* High commodity prices mean record U.S. farm income in 2013
* Farm exports to reach record $145 billion this year
* Big corn, soy crops will lower prices sharply this fall
* High production costs to slash farm income 32 pct in 2014
WASHINGTON, Feb 11 The seven-year-old U.S.
agricultural boom, driven by record-high commodity prices and
painfully tight supplies, is expected to peak this year and then
come to an abrupt end as high costs start to bite, the
government projected on Monday.
The U.S. Agriculture Department said farm income would soar
to a record $127.6 billion this year, up 15 percent, thanks to
high market prices and crop insurance payments that will offset
losses from the worst drought in more than half a century.
Farm income would fall by one-third next year, to $96.9
billion, said USDA, because corn, wheat and soybeans - the three
most widely grown crops - will fetch dramatically lower prices
with bumper crops expected this fall.

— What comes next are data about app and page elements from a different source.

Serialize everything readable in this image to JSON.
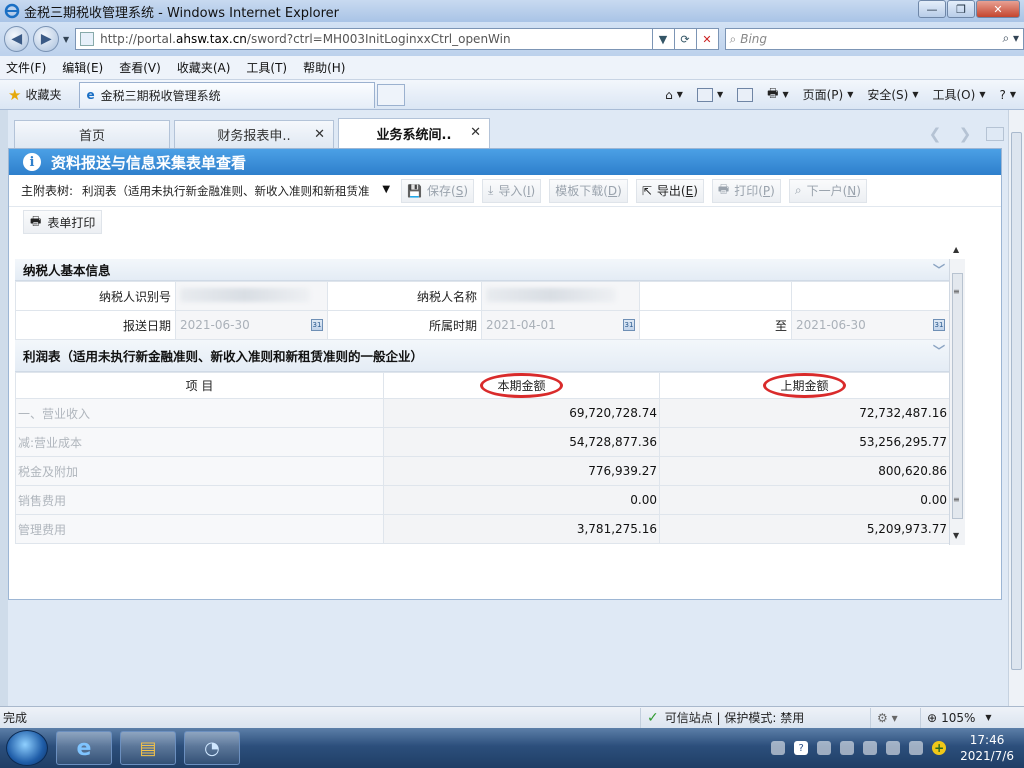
{
  "window": {
    "title": "金税三期税收管理系统 - Windows Internet Explorer",
    "url_prefix": "http://portal.",
    "url_domain": "ahsw.tax.cn",
    "url_suffix": "/sword?ctrl=MH003InitLoginxxCtrl_openWin",
    "search_placeholder": "Bing"
  },
  "menu": [
    "文件(F)",
    "编辑(E)",
    "查看(V)",
    "收藏夹(A)",
    "工具(T)",
    "帮助(H)"
  ],
  "favorites": {
    "label": "收藏夹",
    "tab_title": "金税三期税收管理系统"
  },
  "commands": {
    "page": "页面(P)",
    "safety": "安全(S)",
    "tools": "工具(O)"
  },
  "app_tabs": [
    {
      "label": "首页",
      "closable": false,
      "active": false
    },
    {
      "label": "财务报表申..",
      "closable": true,
      "active": false
    },
    {
      "label": "业务系统间..",
      "closable": true,
      "active": true
    }
  ],
  "panel": {
    "title": "资料报送与信息采集表单查看"
  },
  "toolbar": {
    "label": "主附表树:",
    "selected": "利润表（适用未执行新金融准则、新收入准则和新租赁准",
    "save_text": "保存(",
    "save_key": "S",
    "import_text": "导入(",
    "import_key": "I",
    "template_text": "模板下载(",
    "template_key": "D",
    "export_text": "导出(",
    "export_key": "E",
    "print_text": "打印(",
    "print_key": "P",
    "next_text": "下一户(",
    "next_key": "N",
    "close_paren": ")",
    "form_print": "表单打印"
  },
  "basic_info": {
    "heading": "纳税人基本信息",
    "taxpayer_id_label": "纳税人识别号",
    "taxpayer_name_label": "纳税人名称",
    "report_date_label": "报送日期",
    "report_date": "2021-06-30",
    "period_label": "所属时期",
    "period_start": "2021-04-01",
    "to_label": "至",
    "period_end": "2021-06-30"
  },
  "income": {
    "heading": "利润表（适用未执行新金融准则、新收入准则和新租赁准则的一般企业）",
    "col_item": "项 目",
    "col_current": "本期金额",
    "col_prior": "上期金额",
    "rows": [
      {
        "item": "一、营业收入",
        "current": "69,720,728.74",
        "prior": "72,732,487.16"
      },
      {
        "item": "减:营业成本",
        "current": "54,728,877.36",
        "prior": "53,256,295.77"
      },
      {
        "item": "税金及附加",
        "current": "776,939.27",
        "prior": "800,620.86"
      },
      {
        "item": "销售费用",
        "current": "0.00",
        "prior": "0.00"
      },
      {
        "item": "管理费用",
        "current": "3,781,275.16",
        "prior": "5,209,973.77"
      }
    ]
  },
  "status": {
    "left": "完成",
    "zone": "可信站点 | 保护模式: 禁用",
    "zoom": "105%"
  },
  "taskbar": {
    "time": "17:46",
    "date": "2021/7/6"
  }
}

The abrupt contraction in farm income could prompt operators
to slow purchases of equipment such as trucks, tractors and
combines, structures such as grain bins, or crop land. Land
prices soared along with grain prices since 2006.
High production costs, up 12 percent in two years, will
compound the effect of lower earnings for crop farmers. But
lower prices for grains and oilseeds will be a welcome relief
for livestock producers who have complained of ruinously high
prices for feed for cattle, hogs and poultry.
"While income declines from the 2013 record through 2015, it
remains well above the average of the previous decade," said
USDA in a battery of projections for farm output, income and
exports this year.
The projections were based on conditions at the end of 2012
and will be updated at USDA's annual Outlook Forum at the end of
SWOLLEN FARM EXPORTS
U.S. farm exports are projected at a record $145 billion
this fiscal year, which ends on Sept 30, up $10 billion from the
previous year. USDA said the record "largely reflects high
Agricultural exports would drop by $3 billion in fiscal
2014, it said, and by an additional $5 billion in fiscal 2015.
Assuming yields return to normal this year, farmers will
harvest a record 14.4 billion bushels of corn, up 34 percent
from last year; the second-largest soybean crop on record at
3.335 billion bushels; and a medium-sized wheat crop of 2.19
billion bushels, said USDA.
Market prices would plunge this fall as a result, said USDA.
It projected corn would sell for an average $5.40 a bushel at
the farm-gate, down nearly $2 from the record-high
season-average price forecast for this year.
Soybean prices would be nearly $3 below the record $14.30 a
bushel expected this year. Wheat would be down by 70 cents from
the record $7.90 a bushel forecast for this marketing year.
"Nonetheless, U.S. prices for corn, wheat, and soybeans are
projected to remain historically high, above pre-2007 levels,"
Growers were projected to plant 254 million acres - second
only to the record set in 2012 - of the eight major U.S. crops,
wheat, rice, corn, sorghum, barley, oats, soybeans and upland
cotton this year, said USDA.
PERSISTENT DROUGHT BRINGS FEAR FOR CROP SIZE
With drought persisting in the U.S. Plains and western Corn
Belt, there was high concern about likely yields. The winter
wheat crop, grown mostly in the Plains, was most at risk from
drought. USDA projected lower yields for wheat and a e percent
smaller crop this year than in 2012 despite larger wheat area.
USDA devoted three pages, out of the 105 pages in its annual
projections, to explaining the methodology behind its
projections of yields. Its corn formula looked at 25 years of
crops, including the 1988 and 2012 droughts.
USDA's projected corn yield was higher than other forecasts.
A Kansas State University economist, Dan O'Brien, used 157.4
bushels an acre as the likely yield in a forecast last month.
David Anderson, agricultural economist at Texas A&M, has used
150 bushels an acre as a reasonable yield that would produce a
Many analysts believe growers will plant 97 million to 99
million acres of corn, compared to the 96 million acres
projected by USDA.
U.S. corn and soybean production has fallen for three years
in a row. Traders have focused on bare-bones corn supplies and
the need to rebuild stockpiles.
Experts say weather in late summer, when the corn and
soybean crops mature, is the greatest determinant of crop size,
despite the anxiety about planting crops in a dry seedbed.
USDA's projections are on the Internet at